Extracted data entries
'''

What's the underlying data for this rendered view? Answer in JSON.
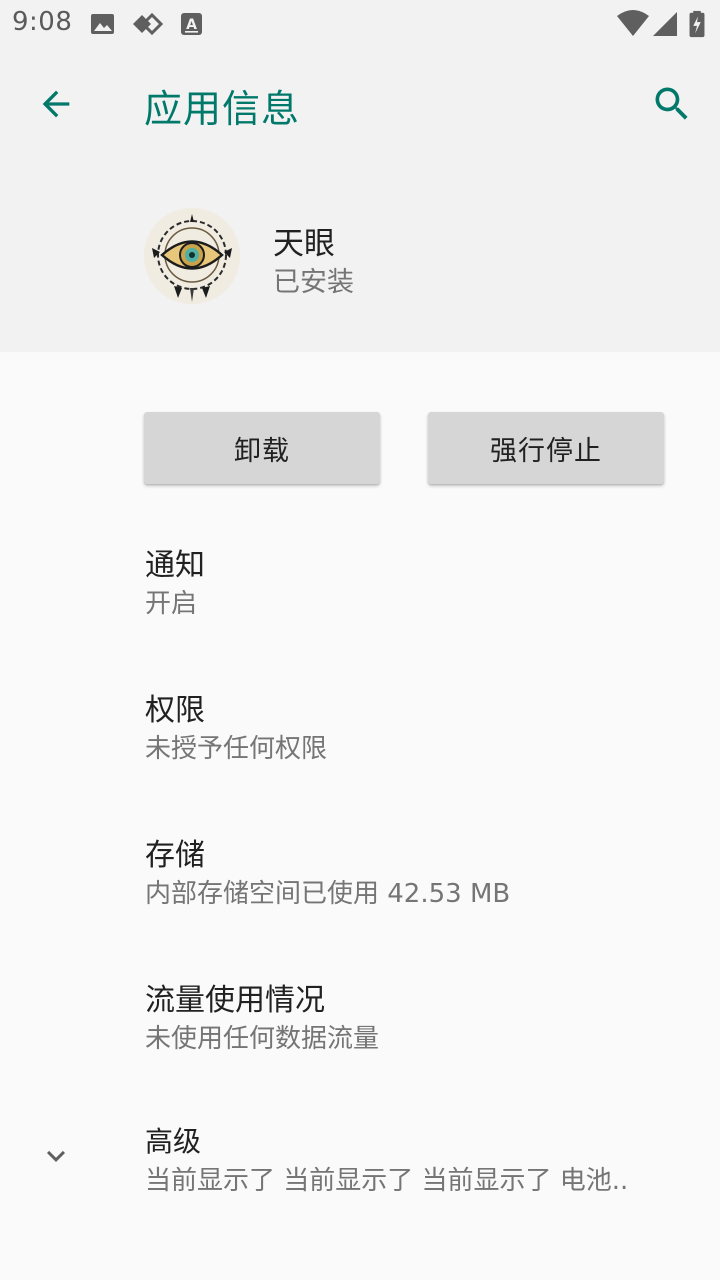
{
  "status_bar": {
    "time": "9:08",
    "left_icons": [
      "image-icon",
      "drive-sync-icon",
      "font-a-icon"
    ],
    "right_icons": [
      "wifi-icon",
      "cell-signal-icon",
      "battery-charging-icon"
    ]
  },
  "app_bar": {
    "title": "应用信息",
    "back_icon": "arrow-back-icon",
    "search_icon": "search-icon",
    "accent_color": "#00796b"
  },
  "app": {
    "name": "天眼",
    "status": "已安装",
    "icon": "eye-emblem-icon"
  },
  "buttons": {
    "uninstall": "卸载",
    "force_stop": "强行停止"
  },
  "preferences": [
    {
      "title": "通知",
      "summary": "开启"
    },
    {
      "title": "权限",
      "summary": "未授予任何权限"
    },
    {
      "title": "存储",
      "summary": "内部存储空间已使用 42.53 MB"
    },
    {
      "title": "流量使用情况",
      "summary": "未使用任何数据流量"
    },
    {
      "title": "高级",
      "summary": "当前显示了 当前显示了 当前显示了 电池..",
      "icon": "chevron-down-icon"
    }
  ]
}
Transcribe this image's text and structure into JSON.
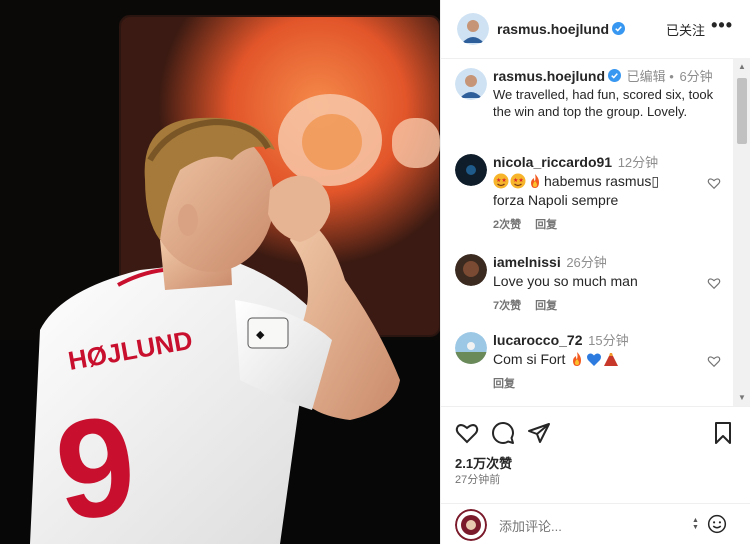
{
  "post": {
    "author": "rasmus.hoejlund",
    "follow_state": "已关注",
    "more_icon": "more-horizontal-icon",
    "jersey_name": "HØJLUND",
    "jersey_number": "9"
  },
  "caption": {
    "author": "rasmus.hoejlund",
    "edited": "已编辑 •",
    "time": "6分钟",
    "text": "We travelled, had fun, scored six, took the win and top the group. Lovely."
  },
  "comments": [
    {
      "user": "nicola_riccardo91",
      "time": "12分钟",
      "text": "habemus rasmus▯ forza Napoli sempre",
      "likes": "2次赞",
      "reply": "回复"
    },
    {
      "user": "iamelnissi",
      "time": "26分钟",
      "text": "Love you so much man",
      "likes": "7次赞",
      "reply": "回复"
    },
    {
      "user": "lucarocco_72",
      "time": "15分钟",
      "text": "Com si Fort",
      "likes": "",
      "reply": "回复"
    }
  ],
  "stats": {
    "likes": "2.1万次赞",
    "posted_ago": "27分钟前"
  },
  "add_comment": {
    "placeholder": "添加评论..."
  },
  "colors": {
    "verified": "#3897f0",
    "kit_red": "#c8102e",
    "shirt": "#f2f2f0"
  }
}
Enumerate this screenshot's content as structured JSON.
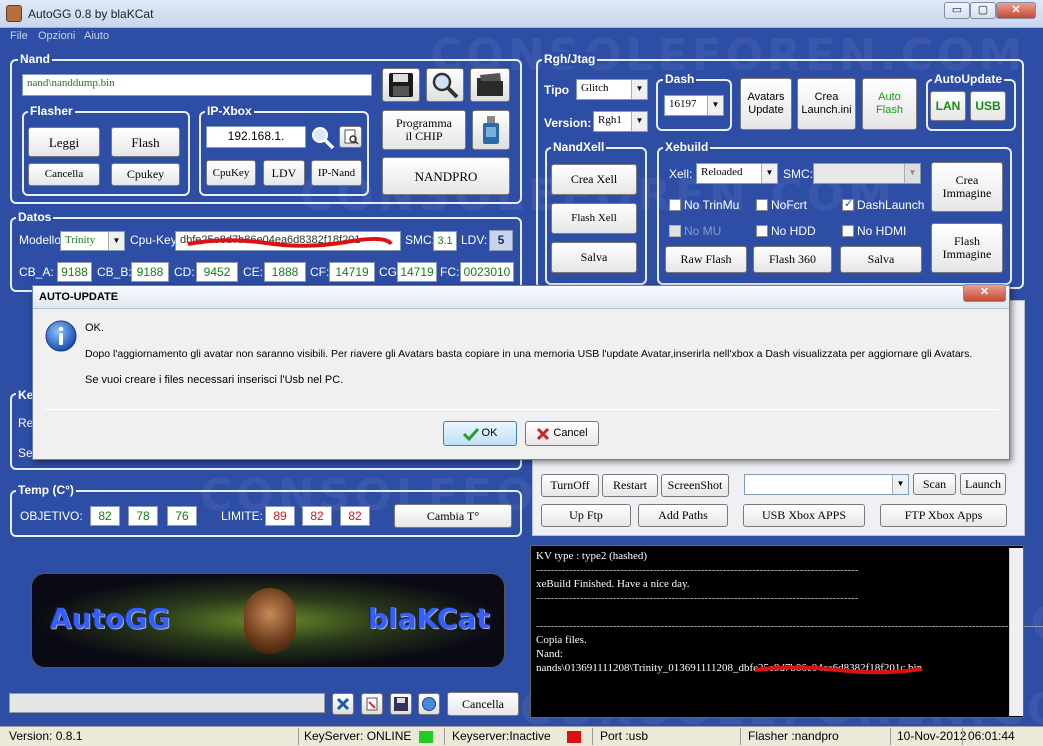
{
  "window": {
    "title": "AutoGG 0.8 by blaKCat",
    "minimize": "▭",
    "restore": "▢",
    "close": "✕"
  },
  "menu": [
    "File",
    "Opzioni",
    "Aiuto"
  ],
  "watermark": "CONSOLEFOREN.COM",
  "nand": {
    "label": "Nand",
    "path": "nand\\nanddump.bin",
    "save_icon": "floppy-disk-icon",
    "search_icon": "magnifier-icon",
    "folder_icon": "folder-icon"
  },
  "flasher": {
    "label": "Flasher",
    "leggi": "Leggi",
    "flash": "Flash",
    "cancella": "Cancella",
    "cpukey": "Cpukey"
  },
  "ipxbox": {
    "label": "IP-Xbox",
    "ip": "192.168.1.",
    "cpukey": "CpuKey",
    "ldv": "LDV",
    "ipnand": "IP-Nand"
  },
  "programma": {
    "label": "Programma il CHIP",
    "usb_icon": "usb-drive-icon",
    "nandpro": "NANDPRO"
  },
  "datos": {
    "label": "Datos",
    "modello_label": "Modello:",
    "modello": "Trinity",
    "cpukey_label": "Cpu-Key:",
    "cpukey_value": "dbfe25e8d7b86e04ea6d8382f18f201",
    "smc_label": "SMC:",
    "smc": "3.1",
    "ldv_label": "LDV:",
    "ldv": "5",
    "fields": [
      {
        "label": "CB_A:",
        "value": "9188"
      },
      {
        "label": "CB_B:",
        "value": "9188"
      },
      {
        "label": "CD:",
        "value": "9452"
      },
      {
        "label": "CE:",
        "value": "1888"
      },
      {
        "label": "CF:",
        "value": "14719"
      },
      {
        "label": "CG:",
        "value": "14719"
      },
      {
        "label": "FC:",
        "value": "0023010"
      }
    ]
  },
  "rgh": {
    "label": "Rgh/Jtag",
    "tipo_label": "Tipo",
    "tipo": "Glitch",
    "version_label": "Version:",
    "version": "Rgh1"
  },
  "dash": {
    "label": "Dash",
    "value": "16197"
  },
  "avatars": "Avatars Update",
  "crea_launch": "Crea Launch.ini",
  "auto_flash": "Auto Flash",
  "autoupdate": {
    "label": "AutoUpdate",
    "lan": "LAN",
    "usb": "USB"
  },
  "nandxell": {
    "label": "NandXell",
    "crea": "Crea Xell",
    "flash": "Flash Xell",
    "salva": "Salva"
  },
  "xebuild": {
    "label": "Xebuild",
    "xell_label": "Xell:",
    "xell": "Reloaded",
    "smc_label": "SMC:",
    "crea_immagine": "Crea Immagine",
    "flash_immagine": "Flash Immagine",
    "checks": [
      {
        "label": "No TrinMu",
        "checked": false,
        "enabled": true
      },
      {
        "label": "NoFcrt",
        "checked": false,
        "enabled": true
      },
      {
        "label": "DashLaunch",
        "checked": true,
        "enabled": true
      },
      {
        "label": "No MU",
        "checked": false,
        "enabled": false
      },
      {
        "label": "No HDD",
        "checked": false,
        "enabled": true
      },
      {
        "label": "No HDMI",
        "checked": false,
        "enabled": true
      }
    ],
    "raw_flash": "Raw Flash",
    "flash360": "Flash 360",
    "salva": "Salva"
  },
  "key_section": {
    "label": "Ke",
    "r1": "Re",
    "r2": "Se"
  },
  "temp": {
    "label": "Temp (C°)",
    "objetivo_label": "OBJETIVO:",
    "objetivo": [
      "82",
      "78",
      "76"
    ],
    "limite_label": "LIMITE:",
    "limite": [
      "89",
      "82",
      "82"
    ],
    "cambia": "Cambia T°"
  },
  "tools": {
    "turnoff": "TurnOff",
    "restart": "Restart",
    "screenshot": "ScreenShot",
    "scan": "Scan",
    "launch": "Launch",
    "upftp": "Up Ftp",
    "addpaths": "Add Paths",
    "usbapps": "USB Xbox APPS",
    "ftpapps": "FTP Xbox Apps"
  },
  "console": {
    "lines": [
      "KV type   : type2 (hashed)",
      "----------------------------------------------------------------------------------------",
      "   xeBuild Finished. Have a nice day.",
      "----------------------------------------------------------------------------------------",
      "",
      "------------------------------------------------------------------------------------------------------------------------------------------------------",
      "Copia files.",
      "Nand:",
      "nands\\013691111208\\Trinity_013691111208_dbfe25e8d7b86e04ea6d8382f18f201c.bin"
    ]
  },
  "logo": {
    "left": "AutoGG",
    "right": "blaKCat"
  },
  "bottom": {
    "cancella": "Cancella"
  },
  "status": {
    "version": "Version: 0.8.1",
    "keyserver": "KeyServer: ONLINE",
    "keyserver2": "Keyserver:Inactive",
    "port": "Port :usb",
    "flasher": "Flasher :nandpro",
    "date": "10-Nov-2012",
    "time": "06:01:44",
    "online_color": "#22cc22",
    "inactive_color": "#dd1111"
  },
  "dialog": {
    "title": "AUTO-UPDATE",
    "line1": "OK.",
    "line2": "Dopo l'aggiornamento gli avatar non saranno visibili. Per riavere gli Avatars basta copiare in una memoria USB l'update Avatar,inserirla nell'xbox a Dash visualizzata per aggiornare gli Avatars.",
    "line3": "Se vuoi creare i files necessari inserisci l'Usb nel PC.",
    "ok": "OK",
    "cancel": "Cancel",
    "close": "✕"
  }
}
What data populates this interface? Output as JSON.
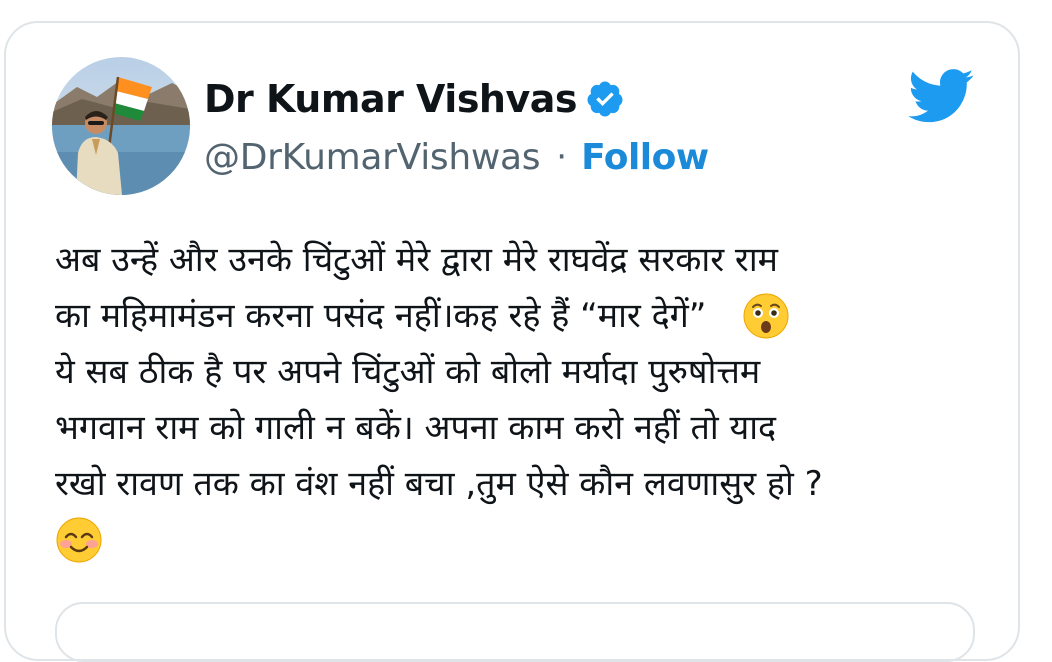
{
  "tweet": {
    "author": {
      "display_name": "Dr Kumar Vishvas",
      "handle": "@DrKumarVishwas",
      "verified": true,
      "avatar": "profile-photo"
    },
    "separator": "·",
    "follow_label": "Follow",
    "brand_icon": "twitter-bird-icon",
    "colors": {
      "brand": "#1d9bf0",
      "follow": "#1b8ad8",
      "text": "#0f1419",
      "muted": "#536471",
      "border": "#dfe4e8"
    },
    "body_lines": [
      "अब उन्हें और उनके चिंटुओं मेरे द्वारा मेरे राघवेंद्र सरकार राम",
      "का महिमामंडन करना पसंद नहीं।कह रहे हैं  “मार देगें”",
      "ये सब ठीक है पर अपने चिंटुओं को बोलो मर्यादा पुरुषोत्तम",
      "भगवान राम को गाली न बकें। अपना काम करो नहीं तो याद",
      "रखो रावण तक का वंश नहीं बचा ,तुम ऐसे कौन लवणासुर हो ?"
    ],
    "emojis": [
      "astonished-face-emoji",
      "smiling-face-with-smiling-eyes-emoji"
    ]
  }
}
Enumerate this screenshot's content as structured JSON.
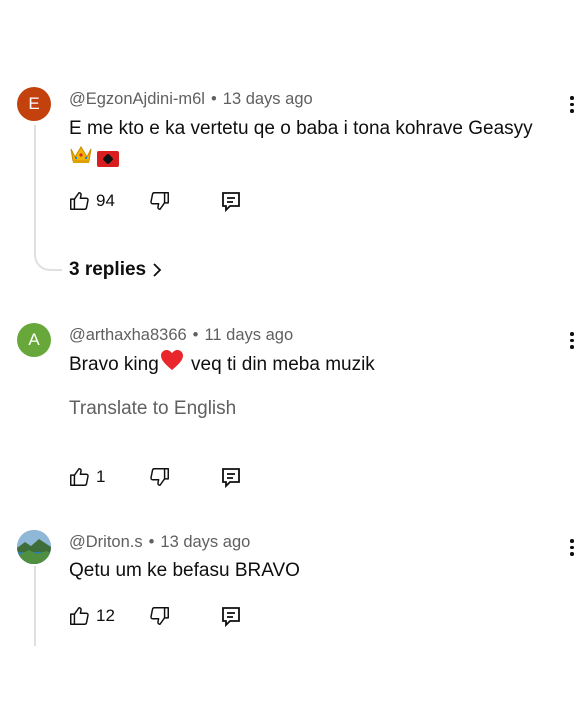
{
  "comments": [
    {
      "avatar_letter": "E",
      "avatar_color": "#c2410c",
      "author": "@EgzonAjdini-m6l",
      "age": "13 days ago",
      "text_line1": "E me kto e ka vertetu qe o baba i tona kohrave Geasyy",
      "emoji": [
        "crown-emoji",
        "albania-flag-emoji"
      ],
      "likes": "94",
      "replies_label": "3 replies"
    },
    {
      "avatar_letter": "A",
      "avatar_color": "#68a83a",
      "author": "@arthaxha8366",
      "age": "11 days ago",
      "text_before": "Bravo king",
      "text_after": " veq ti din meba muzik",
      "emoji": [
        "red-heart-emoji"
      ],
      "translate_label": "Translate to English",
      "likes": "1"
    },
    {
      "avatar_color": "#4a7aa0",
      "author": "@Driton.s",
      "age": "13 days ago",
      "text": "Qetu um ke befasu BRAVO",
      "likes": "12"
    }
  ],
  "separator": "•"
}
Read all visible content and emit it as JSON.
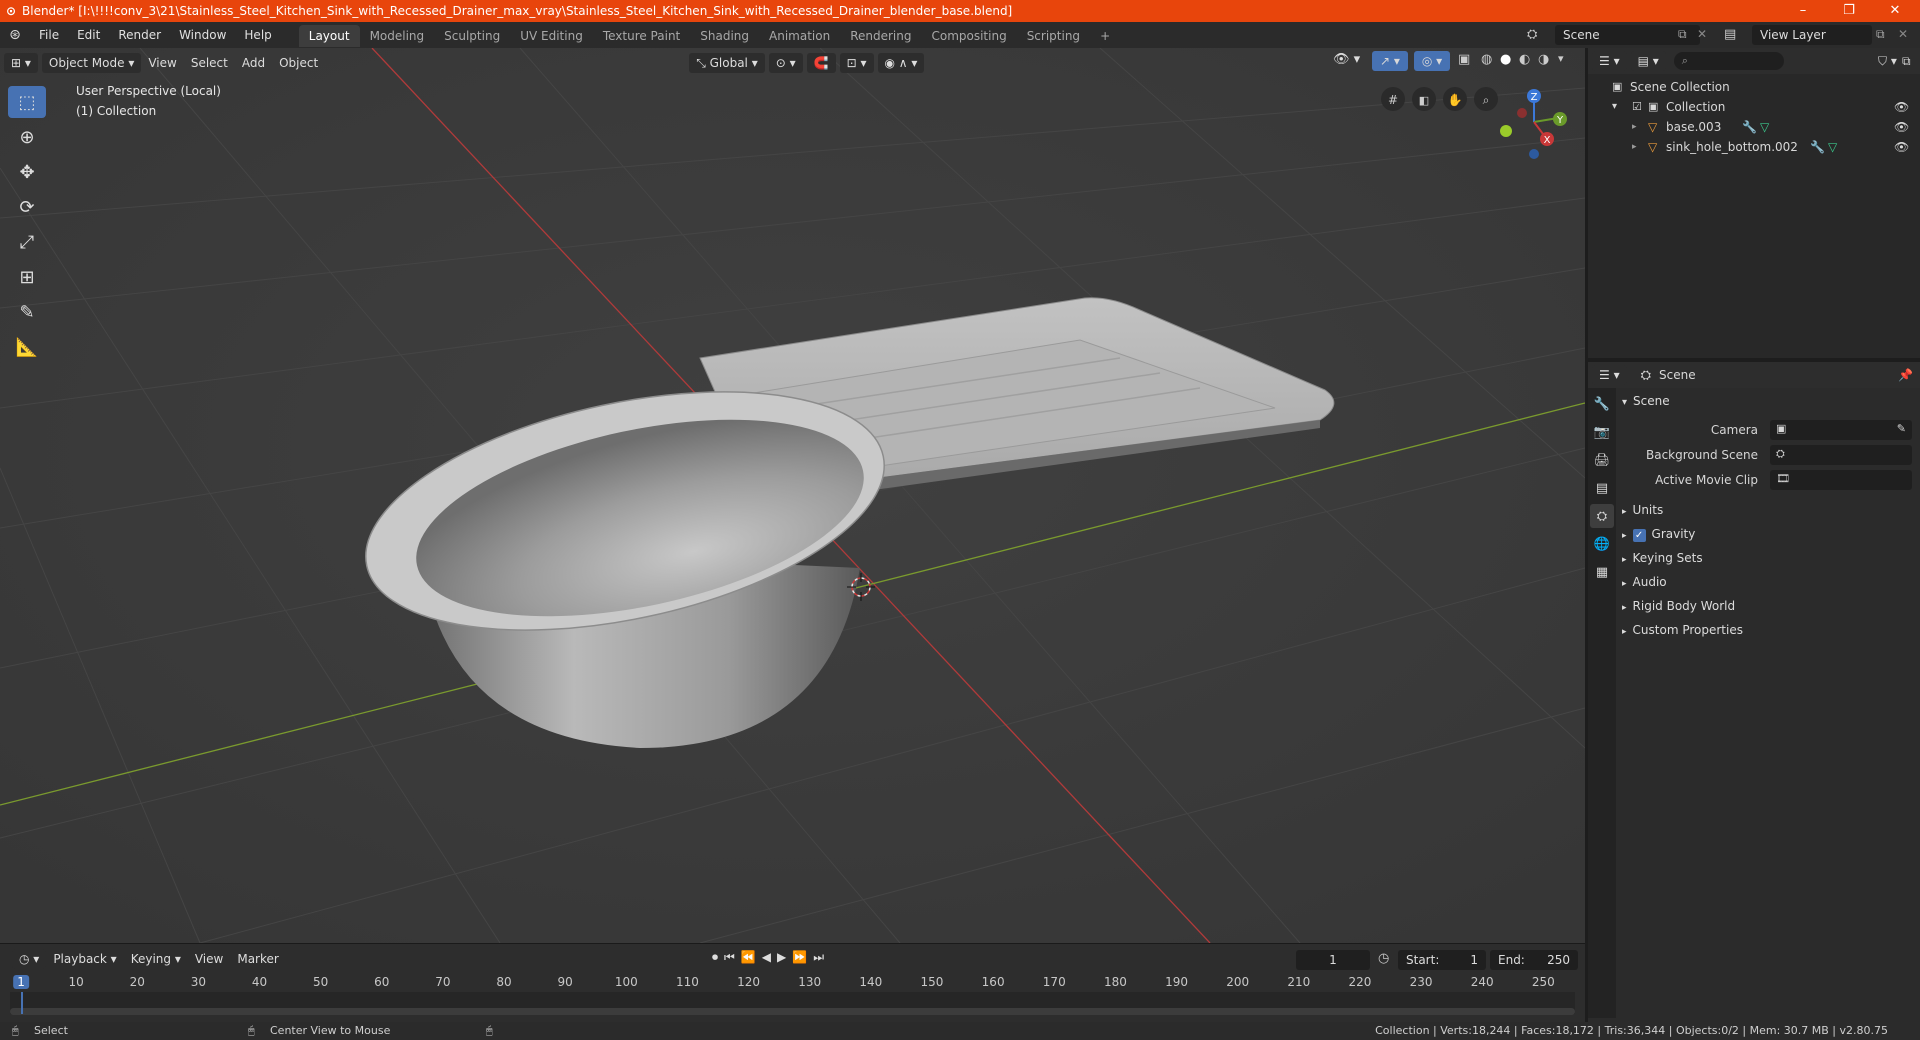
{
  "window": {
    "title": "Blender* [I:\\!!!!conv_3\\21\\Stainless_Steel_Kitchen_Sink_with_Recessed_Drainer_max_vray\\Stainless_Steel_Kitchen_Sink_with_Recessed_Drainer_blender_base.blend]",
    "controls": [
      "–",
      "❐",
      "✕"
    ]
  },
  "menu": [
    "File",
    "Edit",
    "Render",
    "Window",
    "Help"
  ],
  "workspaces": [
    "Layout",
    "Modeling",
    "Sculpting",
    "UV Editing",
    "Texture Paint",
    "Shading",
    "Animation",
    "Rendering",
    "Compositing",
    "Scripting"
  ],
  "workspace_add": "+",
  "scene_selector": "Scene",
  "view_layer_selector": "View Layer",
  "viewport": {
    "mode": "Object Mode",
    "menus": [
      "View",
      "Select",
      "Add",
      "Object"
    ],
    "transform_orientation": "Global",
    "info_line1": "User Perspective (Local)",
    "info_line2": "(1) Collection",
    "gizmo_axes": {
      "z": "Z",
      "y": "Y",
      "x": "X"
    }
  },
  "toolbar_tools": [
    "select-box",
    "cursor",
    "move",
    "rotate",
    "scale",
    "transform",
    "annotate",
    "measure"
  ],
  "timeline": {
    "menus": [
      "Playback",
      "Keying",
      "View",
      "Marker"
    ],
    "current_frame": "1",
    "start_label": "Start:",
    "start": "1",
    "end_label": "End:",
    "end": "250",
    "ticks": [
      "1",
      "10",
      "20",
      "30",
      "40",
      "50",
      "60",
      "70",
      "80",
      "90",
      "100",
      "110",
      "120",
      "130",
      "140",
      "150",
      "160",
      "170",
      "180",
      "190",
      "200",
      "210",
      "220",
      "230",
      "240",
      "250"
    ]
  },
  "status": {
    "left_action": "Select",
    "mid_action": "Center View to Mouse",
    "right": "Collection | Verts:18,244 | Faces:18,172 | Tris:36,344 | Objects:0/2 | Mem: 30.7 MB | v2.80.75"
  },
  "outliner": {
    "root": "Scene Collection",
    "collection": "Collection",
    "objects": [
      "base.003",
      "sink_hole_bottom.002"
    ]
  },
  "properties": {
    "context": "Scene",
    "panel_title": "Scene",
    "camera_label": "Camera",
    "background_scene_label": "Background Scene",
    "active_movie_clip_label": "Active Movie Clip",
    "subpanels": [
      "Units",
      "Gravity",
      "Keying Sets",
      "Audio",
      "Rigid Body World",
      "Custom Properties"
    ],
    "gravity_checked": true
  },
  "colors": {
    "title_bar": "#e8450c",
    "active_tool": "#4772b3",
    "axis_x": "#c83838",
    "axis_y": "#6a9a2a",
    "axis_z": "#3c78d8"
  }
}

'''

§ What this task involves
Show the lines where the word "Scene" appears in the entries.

§ Task result
  "scene_selector": "Scene",
    "root": "Scene Collection",
    "context": "Scene",
    "panel_title": "Scene",
    "background_scene_label": "Background Scene",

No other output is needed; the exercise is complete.